Main content

Organic Inspection – what happens?

Keri Davies

Writer, The Archers

Bridge Farm is gearing up for its annual organic inspection – without Tom. Lucy Murton manages the certification inspectors of the Soil Association. She explains what Pat and Tony can expect.

There are several different types of inspections that take place when a farm is certified as organic under Soil Association standards, including spot checks and follow up inspections. But the main one is the annual inspection which is conducted in a series of steps, as follows.

Once a date is agreed with the licence-holder, the inspector sends confirmation, accompanied by a guidance sheet on the information that needs to be available on the day (for example invoices and records). Any staff involved in the enterprise, such as stockmen, should also be available. 

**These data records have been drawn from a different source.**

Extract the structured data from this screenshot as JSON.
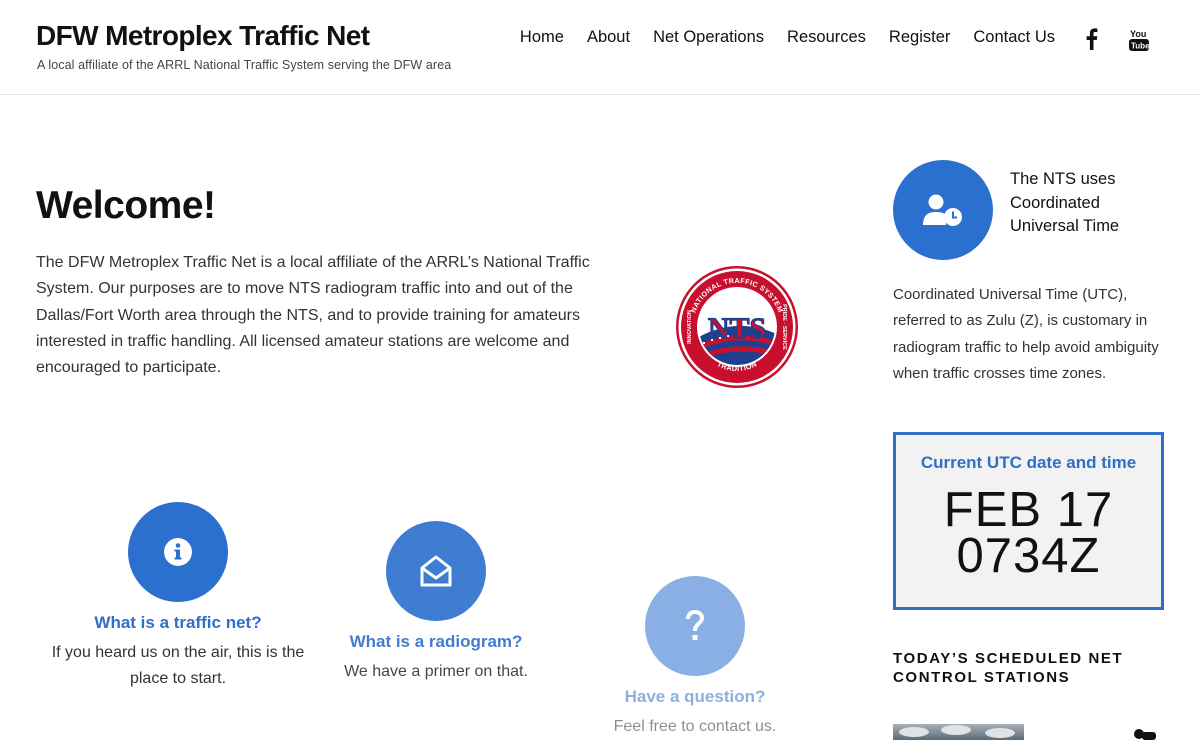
{
  "site": {
    "title": "DFW Metroplex Traffic Net",
    "tagline": "A local affiliate of the ARRL National Traffic System serving the DFW area"
  },
  "nav": {
    "items": [
      "Home",
      "About",
      "Net Operations",
      "Resources",
      "Register",
      "Contact Us"
    ],
    "social": [
      "facebook-icon",
      "youtube-icon"
    ]
  },
  "main": {
    "welcome_title": "Welcome!",
    "welcome_text": "The DFW Metroplex Traffic Net is a local affiliate of the ARRL’s National Traffic System. Our purposes are to move NTS radiogram traffic into and out of the Dallas/Fort Worth area through the NTS, and to provide training for amateurs interested in traffic handling. All licensed amateur stations are welcome and encouraged to participate.",
    "logo": {
      "ring_top": "NATIONAL TRAFFIC SYSTEM",
      "ring_right": "PRIDE · SERVICE",
      "ring_bottom": "TRADITION",
      "ring_left": "INNOVATION",
      "center": "NTS"
    },
    "features": [
      {
        "icon": "info-icon",
        "title": "What is a traffic net?",
        "text": "If you heard us on the air, this is the place to start."
      },
      {
        "icon": "envelope-open-icon",
        "title": "What is a radiogram?",
        "text": "We have a primer on that."
      },
      {
        "icon": "question-icon",
        "title": "Have a question?",
        "text": "Feel free to contact us."
      }
    ]
  },
  "sidebar": {
    "utc_heading": "The NTS uses Coordinated Universal Time",
    "utc_text": "Coordinated Universal Time (UTC), referred to as Zulu (Z), is customary in radiogram traffic to help avoid ambiguity when traffic crosses time zones.",
    "clock": {
      "label": "Current UTC date and time",
      "date": "FEB 17",
      "time": "0734Z"
    },
    "schedule_heading": "TODAY’S SCHEDULED NET CONTROL STATIONS"
  },
  "colors": {
    "accent": "#2b6fcf",
    "link": "#2f6fc9",
    "text": "#333333"
  }
}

The day of inspection starts off with a friendly opening meeting where the plan for the visit is agreed and confidentiality is discussed. This helps determine if there are any time constraints that might affect the inspection, such as milking.

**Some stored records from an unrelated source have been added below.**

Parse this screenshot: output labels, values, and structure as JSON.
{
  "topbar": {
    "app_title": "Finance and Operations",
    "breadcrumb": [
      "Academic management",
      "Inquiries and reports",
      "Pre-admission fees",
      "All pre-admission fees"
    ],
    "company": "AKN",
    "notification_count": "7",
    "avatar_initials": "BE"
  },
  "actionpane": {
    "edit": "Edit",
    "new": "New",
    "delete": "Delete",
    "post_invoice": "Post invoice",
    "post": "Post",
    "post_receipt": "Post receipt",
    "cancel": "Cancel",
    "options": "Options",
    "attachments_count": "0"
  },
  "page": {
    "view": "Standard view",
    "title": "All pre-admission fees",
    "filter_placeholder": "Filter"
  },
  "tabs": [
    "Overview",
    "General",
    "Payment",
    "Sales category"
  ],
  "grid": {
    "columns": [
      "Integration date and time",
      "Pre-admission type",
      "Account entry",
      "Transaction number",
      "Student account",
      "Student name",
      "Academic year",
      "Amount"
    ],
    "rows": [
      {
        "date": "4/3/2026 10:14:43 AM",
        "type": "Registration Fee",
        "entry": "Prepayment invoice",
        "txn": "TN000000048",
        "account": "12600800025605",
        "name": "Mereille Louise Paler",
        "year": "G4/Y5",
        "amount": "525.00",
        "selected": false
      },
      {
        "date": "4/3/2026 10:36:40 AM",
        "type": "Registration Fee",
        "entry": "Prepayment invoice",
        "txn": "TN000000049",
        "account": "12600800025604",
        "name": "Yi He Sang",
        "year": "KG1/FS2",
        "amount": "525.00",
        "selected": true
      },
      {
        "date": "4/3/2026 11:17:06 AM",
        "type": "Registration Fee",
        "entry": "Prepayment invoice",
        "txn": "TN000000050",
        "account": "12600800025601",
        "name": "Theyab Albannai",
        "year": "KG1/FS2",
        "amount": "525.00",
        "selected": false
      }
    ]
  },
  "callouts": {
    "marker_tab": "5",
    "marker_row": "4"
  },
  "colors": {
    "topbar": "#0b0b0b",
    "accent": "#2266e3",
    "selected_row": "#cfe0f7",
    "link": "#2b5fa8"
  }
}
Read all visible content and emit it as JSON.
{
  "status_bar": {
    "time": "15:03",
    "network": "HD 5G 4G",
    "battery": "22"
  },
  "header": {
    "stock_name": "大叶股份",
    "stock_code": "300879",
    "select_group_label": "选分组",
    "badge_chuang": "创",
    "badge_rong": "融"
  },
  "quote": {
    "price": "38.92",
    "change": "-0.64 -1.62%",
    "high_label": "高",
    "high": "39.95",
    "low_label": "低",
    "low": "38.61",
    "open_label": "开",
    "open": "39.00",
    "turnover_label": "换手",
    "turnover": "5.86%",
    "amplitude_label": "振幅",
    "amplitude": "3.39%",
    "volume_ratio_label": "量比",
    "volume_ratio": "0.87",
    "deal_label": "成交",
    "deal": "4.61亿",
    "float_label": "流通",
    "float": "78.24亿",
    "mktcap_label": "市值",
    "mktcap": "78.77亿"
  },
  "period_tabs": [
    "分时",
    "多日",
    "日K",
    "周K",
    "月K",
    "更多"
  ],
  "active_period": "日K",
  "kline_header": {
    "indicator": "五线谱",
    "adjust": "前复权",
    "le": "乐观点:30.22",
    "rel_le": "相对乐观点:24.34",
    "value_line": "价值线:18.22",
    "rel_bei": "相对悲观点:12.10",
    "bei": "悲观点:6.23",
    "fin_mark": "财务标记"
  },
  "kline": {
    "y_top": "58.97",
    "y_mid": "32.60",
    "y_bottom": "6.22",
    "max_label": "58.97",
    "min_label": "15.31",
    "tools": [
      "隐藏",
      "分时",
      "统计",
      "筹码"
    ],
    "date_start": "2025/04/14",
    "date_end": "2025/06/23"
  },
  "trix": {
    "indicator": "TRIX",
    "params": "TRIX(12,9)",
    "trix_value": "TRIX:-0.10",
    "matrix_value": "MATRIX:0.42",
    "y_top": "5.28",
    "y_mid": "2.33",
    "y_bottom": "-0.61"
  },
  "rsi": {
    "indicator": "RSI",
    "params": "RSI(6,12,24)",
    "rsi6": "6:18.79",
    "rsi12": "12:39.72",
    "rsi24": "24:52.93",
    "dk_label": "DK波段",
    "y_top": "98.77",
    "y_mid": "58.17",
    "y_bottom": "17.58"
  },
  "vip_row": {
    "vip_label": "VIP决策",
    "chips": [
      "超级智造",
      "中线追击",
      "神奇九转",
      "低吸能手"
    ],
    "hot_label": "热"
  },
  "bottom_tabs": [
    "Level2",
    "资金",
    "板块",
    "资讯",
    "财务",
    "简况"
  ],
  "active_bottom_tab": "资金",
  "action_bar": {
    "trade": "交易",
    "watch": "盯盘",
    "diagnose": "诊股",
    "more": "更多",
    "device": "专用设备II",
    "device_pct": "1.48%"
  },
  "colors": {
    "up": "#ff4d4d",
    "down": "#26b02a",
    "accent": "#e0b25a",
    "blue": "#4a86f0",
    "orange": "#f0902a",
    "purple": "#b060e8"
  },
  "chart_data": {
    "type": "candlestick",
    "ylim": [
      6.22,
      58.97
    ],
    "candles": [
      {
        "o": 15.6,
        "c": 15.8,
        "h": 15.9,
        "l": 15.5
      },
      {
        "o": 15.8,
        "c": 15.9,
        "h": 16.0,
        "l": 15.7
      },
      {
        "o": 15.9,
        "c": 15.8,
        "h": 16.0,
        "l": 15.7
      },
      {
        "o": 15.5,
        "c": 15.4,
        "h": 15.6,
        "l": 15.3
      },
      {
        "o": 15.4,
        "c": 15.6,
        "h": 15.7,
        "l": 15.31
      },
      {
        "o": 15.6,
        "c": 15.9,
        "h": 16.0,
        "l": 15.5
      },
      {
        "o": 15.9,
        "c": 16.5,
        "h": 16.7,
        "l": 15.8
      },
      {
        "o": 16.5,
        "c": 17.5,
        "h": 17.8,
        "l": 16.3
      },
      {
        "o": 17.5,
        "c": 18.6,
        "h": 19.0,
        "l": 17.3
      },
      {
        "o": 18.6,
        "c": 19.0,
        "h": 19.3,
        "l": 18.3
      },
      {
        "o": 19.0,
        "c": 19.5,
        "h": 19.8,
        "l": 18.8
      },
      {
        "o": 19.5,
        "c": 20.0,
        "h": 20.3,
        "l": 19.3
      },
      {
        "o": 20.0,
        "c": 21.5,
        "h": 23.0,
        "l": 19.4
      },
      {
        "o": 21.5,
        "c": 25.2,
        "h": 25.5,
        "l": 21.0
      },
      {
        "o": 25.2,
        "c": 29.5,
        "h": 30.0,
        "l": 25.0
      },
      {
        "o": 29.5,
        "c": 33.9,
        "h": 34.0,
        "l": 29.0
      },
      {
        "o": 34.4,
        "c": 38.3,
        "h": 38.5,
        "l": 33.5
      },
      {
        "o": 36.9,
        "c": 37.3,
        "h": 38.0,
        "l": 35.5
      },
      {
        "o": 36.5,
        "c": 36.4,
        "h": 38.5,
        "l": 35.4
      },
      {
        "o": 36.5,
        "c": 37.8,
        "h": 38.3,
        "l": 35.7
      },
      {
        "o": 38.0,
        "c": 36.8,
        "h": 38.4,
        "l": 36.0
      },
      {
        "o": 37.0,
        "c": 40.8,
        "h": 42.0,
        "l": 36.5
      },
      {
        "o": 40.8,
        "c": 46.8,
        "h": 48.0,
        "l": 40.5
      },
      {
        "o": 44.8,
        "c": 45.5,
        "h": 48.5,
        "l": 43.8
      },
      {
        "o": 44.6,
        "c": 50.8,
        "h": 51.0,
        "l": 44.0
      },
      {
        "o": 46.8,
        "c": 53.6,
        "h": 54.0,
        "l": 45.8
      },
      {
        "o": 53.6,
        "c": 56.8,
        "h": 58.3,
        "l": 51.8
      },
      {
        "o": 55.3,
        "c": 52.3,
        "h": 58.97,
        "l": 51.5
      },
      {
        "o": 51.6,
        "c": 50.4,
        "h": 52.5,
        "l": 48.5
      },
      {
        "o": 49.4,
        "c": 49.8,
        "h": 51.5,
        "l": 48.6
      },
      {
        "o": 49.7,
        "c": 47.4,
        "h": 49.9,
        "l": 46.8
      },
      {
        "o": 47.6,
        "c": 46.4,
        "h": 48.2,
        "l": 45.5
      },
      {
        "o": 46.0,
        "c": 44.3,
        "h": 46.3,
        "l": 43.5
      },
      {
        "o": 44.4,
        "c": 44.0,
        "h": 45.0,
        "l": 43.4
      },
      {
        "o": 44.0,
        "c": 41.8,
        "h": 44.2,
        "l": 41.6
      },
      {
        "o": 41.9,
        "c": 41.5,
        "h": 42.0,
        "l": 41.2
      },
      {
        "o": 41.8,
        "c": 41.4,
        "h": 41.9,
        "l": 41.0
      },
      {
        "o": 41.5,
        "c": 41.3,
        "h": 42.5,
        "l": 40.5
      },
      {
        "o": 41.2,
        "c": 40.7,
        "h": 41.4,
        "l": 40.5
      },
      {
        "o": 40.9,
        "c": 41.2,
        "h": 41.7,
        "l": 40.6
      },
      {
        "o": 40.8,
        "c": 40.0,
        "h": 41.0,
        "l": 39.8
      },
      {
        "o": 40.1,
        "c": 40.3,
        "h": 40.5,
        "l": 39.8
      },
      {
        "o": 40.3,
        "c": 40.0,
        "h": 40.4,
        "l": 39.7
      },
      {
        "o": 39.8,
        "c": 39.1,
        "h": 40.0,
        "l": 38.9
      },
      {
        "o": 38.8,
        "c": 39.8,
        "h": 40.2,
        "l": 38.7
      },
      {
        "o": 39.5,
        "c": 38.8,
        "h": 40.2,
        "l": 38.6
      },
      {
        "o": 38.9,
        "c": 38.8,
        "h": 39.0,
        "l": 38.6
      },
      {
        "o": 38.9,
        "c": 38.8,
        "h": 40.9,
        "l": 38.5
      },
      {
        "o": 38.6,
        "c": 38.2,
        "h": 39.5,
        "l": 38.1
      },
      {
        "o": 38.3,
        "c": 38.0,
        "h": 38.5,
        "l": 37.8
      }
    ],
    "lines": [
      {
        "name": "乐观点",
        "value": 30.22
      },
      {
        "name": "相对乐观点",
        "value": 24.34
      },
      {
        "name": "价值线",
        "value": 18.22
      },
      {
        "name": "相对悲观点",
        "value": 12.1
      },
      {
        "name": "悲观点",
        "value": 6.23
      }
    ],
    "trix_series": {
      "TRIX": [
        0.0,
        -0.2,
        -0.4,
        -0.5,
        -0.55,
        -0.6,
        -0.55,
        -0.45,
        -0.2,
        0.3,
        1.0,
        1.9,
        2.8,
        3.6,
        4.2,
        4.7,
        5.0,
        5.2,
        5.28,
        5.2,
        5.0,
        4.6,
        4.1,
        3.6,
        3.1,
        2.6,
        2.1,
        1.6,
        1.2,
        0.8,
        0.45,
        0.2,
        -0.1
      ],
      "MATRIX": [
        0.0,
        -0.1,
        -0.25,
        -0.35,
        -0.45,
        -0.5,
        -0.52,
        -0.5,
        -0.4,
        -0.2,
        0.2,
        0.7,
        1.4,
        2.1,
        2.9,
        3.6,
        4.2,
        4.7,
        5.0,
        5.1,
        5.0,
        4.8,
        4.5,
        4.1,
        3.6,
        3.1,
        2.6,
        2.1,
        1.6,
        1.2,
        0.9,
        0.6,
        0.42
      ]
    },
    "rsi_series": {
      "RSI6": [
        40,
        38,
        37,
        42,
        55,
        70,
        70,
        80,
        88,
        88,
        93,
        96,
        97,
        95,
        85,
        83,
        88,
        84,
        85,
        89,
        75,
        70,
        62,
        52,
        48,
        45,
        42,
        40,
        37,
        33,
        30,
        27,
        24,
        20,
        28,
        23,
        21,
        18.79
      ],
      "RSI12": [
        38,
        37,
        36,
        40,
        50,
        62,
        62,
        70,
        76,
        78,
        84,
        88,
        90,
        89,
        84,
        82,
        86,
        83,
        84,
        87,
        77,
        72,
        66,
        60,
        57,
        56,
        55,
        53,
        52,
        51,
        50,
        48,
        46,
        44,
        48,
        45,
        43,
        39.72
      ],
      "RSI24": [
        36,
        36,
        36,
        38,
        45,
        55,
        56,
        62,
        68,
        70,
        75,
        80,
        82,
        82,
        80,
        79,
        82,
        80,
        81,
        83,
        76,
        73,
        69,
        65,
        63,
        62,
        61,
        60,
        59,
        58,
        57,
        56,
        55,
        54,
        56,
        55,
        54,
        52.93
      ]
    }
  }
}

In this meeting, the inspector finds out where the stock and crops are located on the farm, to help decide which fields to visit. On an annual inspection, around one third of each type of crop should be seen.  

Next comes the farm walk – usually taking two to three hours. During this time, the livestock welfare is discussed. The inspector must see all the animals. If they can’t for some reason – eg lambs away wintering – this is noted in the report.

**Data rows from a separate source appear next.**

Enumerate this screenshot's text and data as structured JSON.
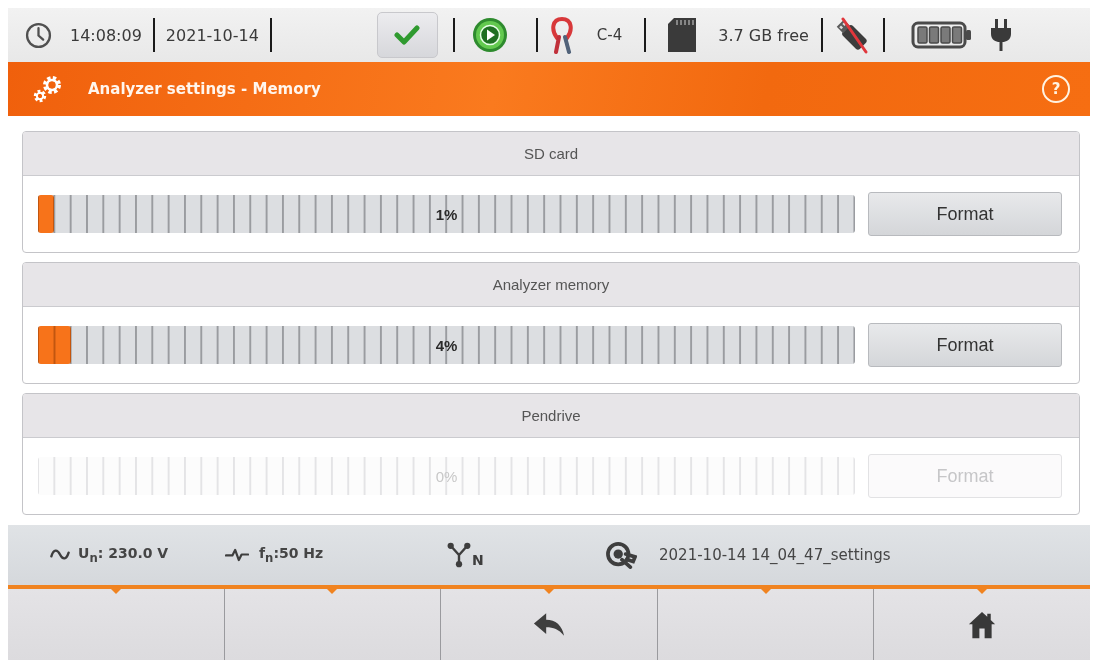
{
  "status_bar": {
    "time": "14:08:09",
    "date": "2021-10-14",
    "clamp": "C-4",
    "sd_free": "3.7 GB free"
  },
  "title_bar": {
    "title": "Analyzer settings - Memory",
    "help": "?"
  },
  "storage": [
    {
      "name": "SD card",
      "level": 0.01,
      "reading": "1%",
      "button": "Format",
      "disabled": false
    },
    {
      "name": "Analyzer memory",
      "level": 0.04,
      "reading": "4%",
      "button": "Format",
      "disabled": false
    },
    {
      "name": "Pendrive",
      "reading": "0%",
      "button": "Format",
      "disabled": true
    }
  ],
  "info_bar": {
    "voltage": "U$_{n}$: 230.0 V",
    "frequency": "f$_{n}$:50 Hz",
    "network": "N",
    "settings_file": "2021-10-14 14_04_47_settings"
  },
  "function_keys": [
    {
      "kind": "blank"
    },
    {
      "kind": "blank"
    },
    {
      "kind": "back"
    },
    {
      "kind": "blank"
    },
    {
      "kind": "home"
    }
  ]
}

The inspector checks the health of crops and signs of non-organic activity. They check bordering non-organic fields for possible spray drift or breaks in fences which could compromise organic integrity. And they look in all farm buildings, including behind closed doors, the medicine cabinet and any other nooks and crannies!

This is followed by the documentation review. The management plan and health plan, records of feed purchases, brought-in animals, field inputs and activity, vet treatments and purchases (and more) are checked.

Non Compliance

Then it is time for the inspector to complete and present the report to the farmer using the information gathered during the day, summarise any arising actions and collect a signed declaration. Any arising ‘Non Compliances’ are agreed with the farmer. 

Non compliances (NC) range from Minor NC, Major NC and Critical NC. If an issue which raised a Minor NC one year hasn’t been rectified by the next inspection, this becomes a Major NC. Some issues go straight to Major or Critical and both these could mean loss of organic status.

An issue which compromises organic status would raise a Critical NC. Examples are using treated seed for organic crops, spraying crops with prohibited inputs or using non-organic animal feed. These are referred directly to the Soil Association Certification committee, which decides whether organic status should be removed.

The inspector is not there on a hunt for non-compliances, but to ensure that standards are being met. Although inspectors cannot advise directly, they are always happy to suggest sources of advice and support, pass on requests for information, or help make links with other licensees to find new markets.

Lucy Murton is Inspector Manager for Soil Association Certification

Information about the work of the Soil Association

Other organic certification bodies:

More Posts


Clarrie Grundy at 60